(Excerpted records)

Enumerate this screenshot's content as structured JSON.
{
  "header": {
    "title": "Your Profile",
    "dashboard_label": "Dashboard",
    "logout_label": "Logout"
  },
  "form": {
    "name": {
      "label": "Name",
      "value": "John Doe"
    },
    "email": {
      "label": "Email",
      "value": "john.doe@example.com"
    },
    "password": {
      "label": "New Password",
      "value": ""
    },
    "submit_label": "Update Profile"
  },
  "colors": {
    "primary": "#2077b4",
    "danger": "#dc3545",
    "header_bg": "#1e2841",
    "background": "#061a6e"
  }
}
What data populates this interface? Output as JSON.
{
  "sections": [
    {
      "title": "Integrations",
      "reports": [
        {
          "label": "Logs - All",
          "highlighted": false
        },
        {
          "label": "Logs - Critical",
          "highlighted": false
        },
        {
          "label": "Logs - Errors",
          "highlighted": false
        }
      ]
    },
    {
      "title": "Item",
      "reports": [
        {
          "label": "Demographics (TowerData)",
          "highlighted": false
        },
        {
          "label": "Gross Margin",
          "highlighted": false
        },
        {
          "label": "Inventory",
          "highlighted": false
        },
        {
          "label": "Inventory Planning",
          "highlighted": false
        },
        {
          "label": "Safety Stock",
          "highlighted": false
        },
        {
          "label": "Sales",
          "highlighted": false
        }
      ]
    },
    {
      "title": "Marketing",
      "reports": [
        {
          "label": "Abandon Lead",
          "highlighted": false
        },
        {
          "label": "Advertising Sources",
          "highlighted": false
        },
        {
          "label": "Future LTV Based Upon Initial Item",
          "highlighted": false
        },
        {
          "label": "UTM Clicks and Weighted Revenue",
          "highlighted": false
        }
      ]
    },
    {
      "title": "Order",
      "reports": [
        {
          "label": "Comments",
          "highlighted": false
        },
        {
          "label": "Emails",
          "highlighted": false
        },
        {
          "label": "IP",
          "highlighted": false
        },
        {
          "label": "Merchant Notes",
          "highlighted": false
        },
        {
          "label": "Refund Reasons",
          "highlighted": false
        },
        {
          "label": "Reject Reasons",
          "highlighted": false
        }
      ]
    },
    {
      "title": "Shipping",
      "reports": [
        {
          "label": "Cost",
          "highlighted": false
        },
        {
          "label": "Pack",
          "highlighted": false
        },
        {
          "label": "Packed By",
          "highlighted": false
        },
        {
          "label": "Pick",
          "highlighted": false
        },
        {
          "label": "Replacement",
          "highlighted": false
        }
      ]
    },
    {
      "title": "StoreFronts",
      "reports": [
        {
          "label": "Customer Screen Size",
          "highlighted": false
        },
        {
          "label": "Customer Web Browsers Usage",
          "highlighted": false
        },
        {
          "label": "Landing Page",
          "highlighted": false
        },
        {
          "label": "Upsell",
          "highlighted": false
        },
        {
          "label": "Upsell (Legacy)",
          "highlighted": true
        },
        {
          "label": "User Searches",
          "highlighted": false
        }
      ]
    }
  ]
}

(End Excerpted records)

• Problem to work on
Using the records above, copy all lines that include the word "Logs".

• Completed task
          "label": "Logs - All",
          "label": "Logs - Critical",
          "label": "Logs - Errors",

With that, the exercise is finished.